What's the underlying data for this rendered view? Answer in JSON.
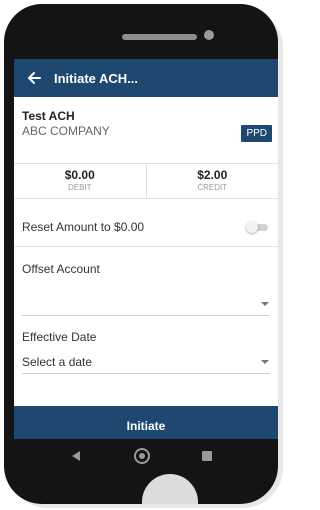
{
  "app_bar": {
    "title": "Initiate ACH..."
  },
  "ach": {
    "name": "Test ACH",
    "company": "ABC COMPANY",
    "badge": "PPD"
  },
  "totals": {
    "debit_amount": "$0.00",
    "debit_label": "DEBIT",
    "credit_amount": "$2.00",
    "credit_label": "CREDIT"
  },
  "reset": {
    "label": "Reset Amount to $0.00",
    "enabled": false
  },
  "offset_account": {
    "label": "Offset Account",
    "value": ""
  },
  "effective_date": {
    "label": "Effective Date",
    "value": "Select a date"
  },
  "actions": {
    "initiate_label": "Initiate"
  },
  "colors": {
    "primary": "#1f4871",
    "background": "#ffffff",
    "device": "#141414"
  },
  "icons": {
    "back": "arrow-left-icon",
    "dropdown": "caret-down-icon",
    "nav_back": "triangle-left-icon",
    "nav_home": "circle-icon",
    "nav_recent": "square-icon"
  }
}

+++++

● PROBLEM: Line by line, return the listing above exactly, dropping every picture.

● TASK ANSWER:
What's the underlying data for this rendered view? Answer in JSON.
{
  "app_bar": {
    "title": "Initiate ACH..."
  },
  "ach": {
    "name": "Test ACH",
    "company": "ABC COMPANY",
    "badge": "PPD"
  },
  "totals": {
    "debit_amount": "$0.00",
    "debit_label": "DEBIT",
    "credit_amount": "$2.00",
    "credit_label": "CREDIT"
  },
  "reset": {
    "label": "Reset Amount to $0.00",
    "enabled": false
  },
  "offset_account": {
    "label": "Offset Account",
    "value": ""
  },
  "effective_date": {
    "label": "Effective Date",
    "value": "Select a date"
  },
  "actions": {
    "initiate_label": "Initiate"
  },
  "colors": {
    "primary": "#1f4871",
    "background": "#ffffff",
    "device": "#141414"
  },
  "icons": {
    "back": "arrow-left-icon",
    "dropdown": "caret-down-icon",
    "nav_back": "triangle-left-icon",
    "nav_home": "circle-icon",
    "nav_recent": "square-icon"
  }
}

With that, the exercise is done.